- **Activity**
Search the records for the word "yumithecat" and copy each line in which it appears.
[Dataset entries — start]
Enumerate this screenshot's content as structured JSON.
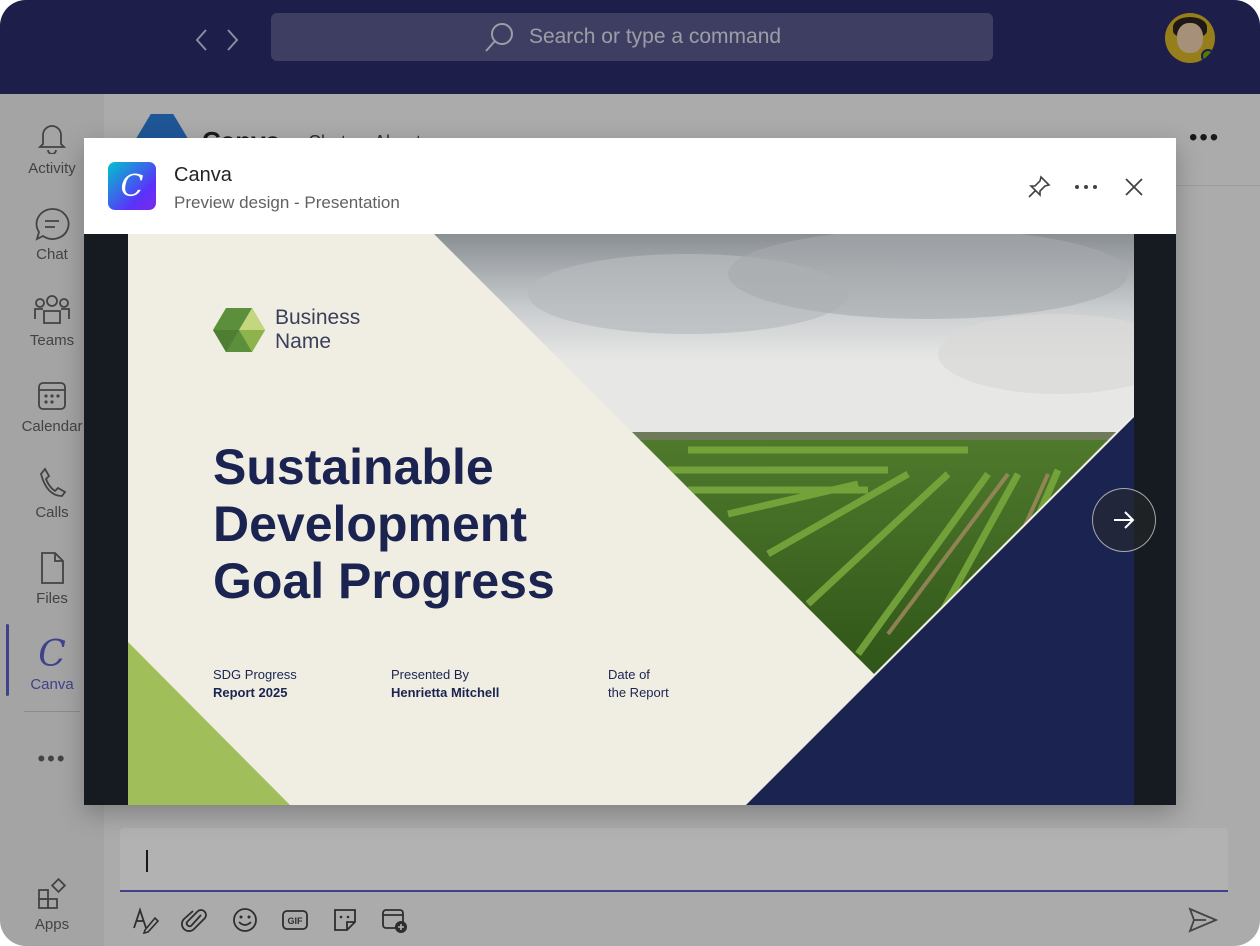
{
  "header": {
    "search_placeholder": "Search or type a command"
  },
  "rail": {
    "items": [
      {
        "label": "Activity",
        "icon": "bell-icon"
      },
      {
        "label": "Chat",
        "icon": "chat-icon"
      },
      {
        "label": "Teams",
        "icon": "teams-icon"
      },
      {
        "label": "Calendar",
        "icon": "calendar-icon"
      },
      {
        "label": "Calls",
        "icon": "phone-icon"
      },
      {
        "label": "Files",
        "icon": "file-icon"
      },
      {
        "label": "Canva",
        "icon": "canva-icon"
      }
    ],
    "more": "•••",
    "apps_label": "Apps"
  },
  "chat_header": {
    "title": "Canva",
    "tabs": [
      "Chat",
      "About"
    ]
  },
  "modal": {
    "app_letter": "C",
    "app_name": "Canva",
    "subtitle": "Preview design - Presentation"
  },
  "slide": {
    "business_line1": "Business",
    "business_line2": "Name",
    "headline": [
      "Sustainable",
      "Development",
      "Goal Progress"
    ],
    "meta": [
      {
        "line1": "SDG Progress",
        "line2": "Report 2025",
        "bold_second": true
      },
      {
        "line1": "Presented By",
        "line2": "Henrietta Mitchell",
        "bold_second": true
      },
      {
        "line1": "Date of",
        "line2": "the Report",
        "bold_second": false
      }
    ]
  },
  "colors": {
    "topbar": "#2b2b6b",
    "accent": "#5b5fc7",
    "slide_navy": "#1b2450",
    "slide_green": "#a0bf5a",
    "slide_bg": "#f0eee3"
  }
}
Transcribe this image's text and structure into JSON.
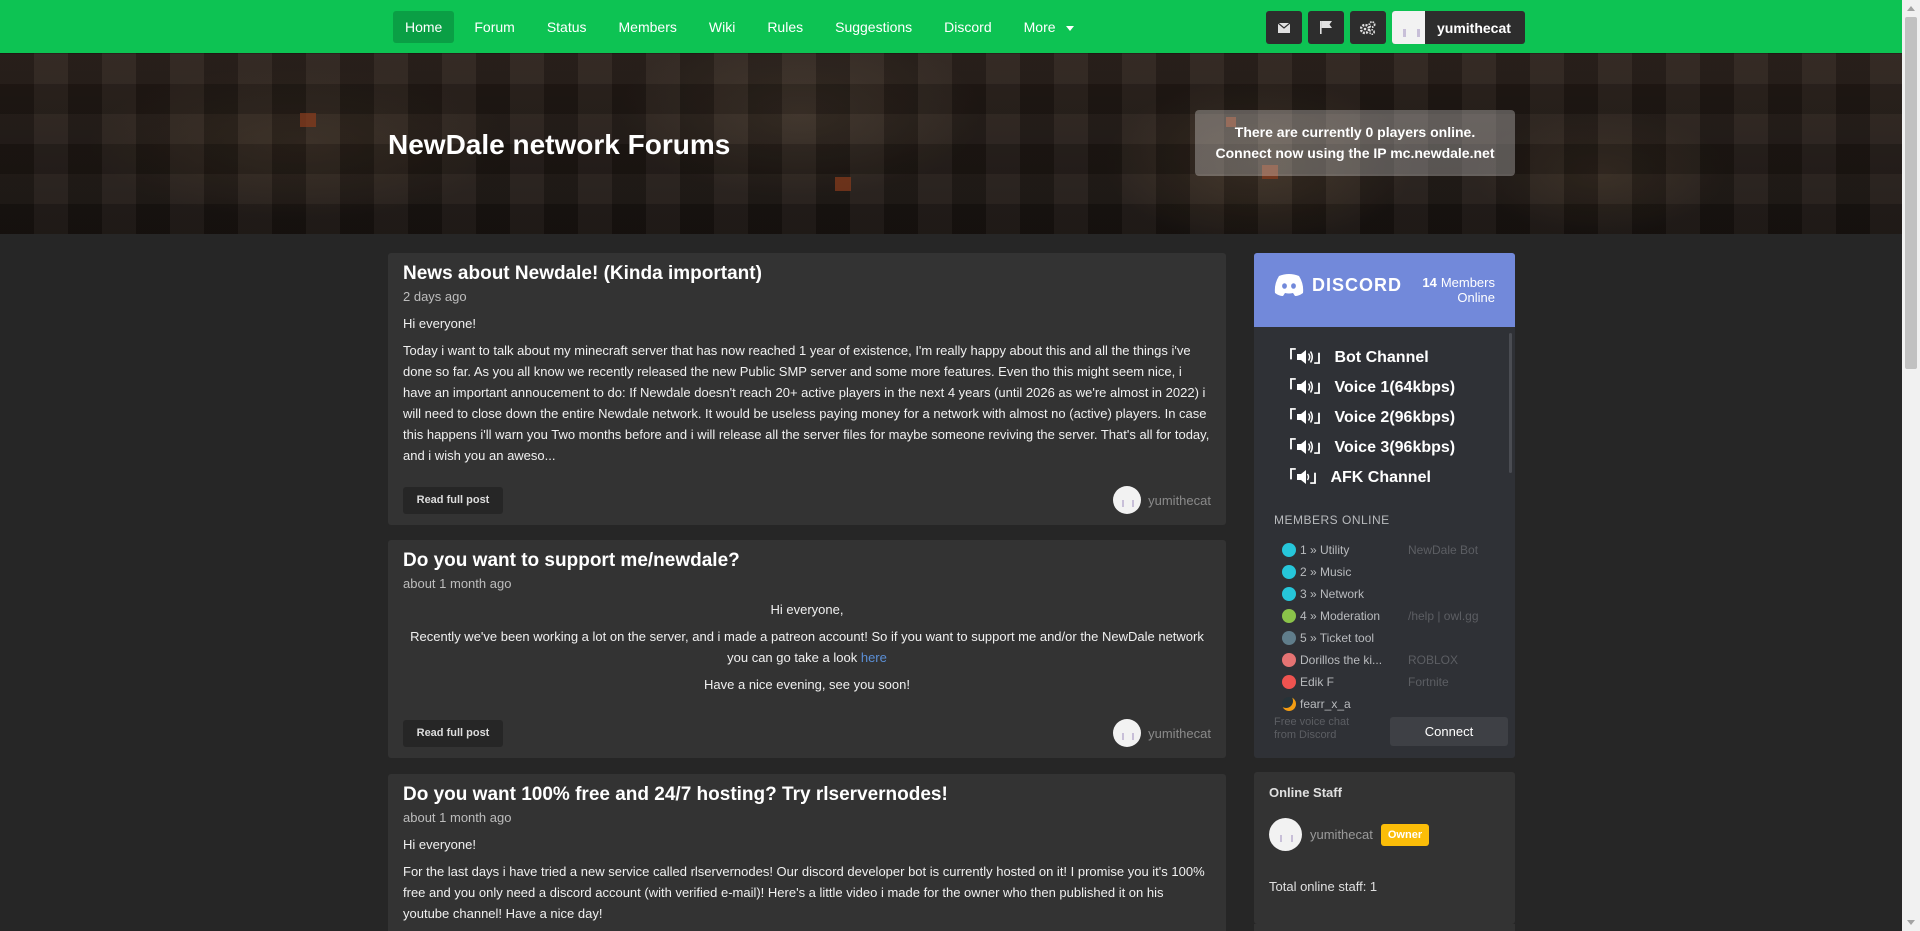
{
  "nav": {
    "items": [
      {
        "label": "Home",
        "active": true
      },
      {
        "label": "Forum"
      },
      {
        "label": "Status"
      },
      {
        "label": "Members"
      },
      {
        "label": "Wiki"
      },
      {
        "label": "Rules"
      },
      {
        "label": "Suggestions"
      },
      {
        "label": "Discord"
      },
      {
        "label": "More"
      }
    ],
    "icons": [
      "envelope-icon",
      "flag-icon",
      "cogs-icon"
    ],
    "username": "yumithecat"
  },
  "banner": {
    "title": "NewDale network Forums",
    "players_line1": "There are currently 0 players online.",
    "players_line2": "Connect now using the IP mc.newdale.net"
  },
  "posts": [
    {
      "title": "News about Newdale! (Kinda important)",
      "date": "2 days ago",
      "greeting": "Hi everyone!",
      "body": "Today i want to talk about my minecraft server that has now reached 1 year of existence, I'm really happy about this and all the things i've done so far. As you all know we recently released the new Public SMP server and some more features. Even tho this might seem nice, i have an important annoucement to do: If Newdale doesn't reach 20+ active players in the next 4 years (until 2026 as we're almost in 2022) i will need to close down the entire Newdale network. It would be useless paying money for a network with almost no (active) players. In case this happens i'll warn you Two months before and i will release all the server files for maybe someone reviving the server. That's all for today, and i wish you an aweso...",
      "read_label": "Read full post",
      "author": "yumithecat"
    },
    {
      "title": "Do you want to support me/newdale?",
      "date": "about 1 month ago",
      "greeting": "Hi everyone,",
      "body": "Recently we've been working a lot on the server, and i made a patreon account! So if you want to support me and/or the NewDale network you can go take a look",
      "link": "here",
      "closing": "Have a nice evening, see you soon!",
      "read_label": "Read full post",
      "author": "yumithecat"
    },
    {
      "title": "Do you want 100% free and 24/7 hosting? Try rlservernodes!",
      "date": "about 1 month ago",
      "greeting": "Hi everyone!",
      "body": "For the last days i have tried a new service called rlservernodes! Our discord developer bot is currently hosted on it! I promise you it's 100% free and you only need a discord account (with verified e-mail)! Here's a little video i made for the owner who then published it on his youtube channel! Have a nice day!"
    }
  ],
  "discord": {
    "logo_text": "DISCORD",
    "members_count": "14",
    "members_label": "Members",
    "online_label": "Online",
    "channels": [
      "Bot Channel",
      "Voice 1(64kbps)",
      "Voice 2(96kbps)",
      "Voice 3(96kbps)",
      "AFK Channel"
    ],
    "members_heading": "MEMBERS ONLINE",
    "members": [
      {
        "name": "1 » Utility",
        "game": "NewDale Bot",
        "color": "#26c6da"
      },
      {
        "name": "2 » Music",
        "game": "",
        "color": "#26c6da"
      },
      {
        "name": "3 » Network",
        "game": "",
        "color": "#26c6da"
      },
      {
        "name": "4 » Moderation",
        "game": "/help | owl.gg",
        "color": "#8bc34a"
      },
      {
        "name": "5 » Ticket tool",
        "game": "",
        "color": "#607d8b"
      },
      {
        "name": "Dorillos the ki...",
        "game": "ROBLOX",
        "color": "#e57373"
      },
      {
        "name": "Edik F",
        "game": "Fortnite",
        "color": "#ef5350"
      },
      {
        "name": "fearr_x_a",
        "game": "",
        "color": "#263238"
      }
    ],
    "footer": "Free voice chat from Discord",
    "connect_label": "Connect"
  },
  "staff": {
    "title": "Online Staff",
    "user": "yumithecat",
    "badge": "Owner",
    "total": "Total online staff: 1"
  }
}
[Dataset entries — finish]
- **Exercise solution**
    "username": "yumithecat"
      "author": "yumithecat"
      "author": "yumithecat"
    "user": "yumithecat",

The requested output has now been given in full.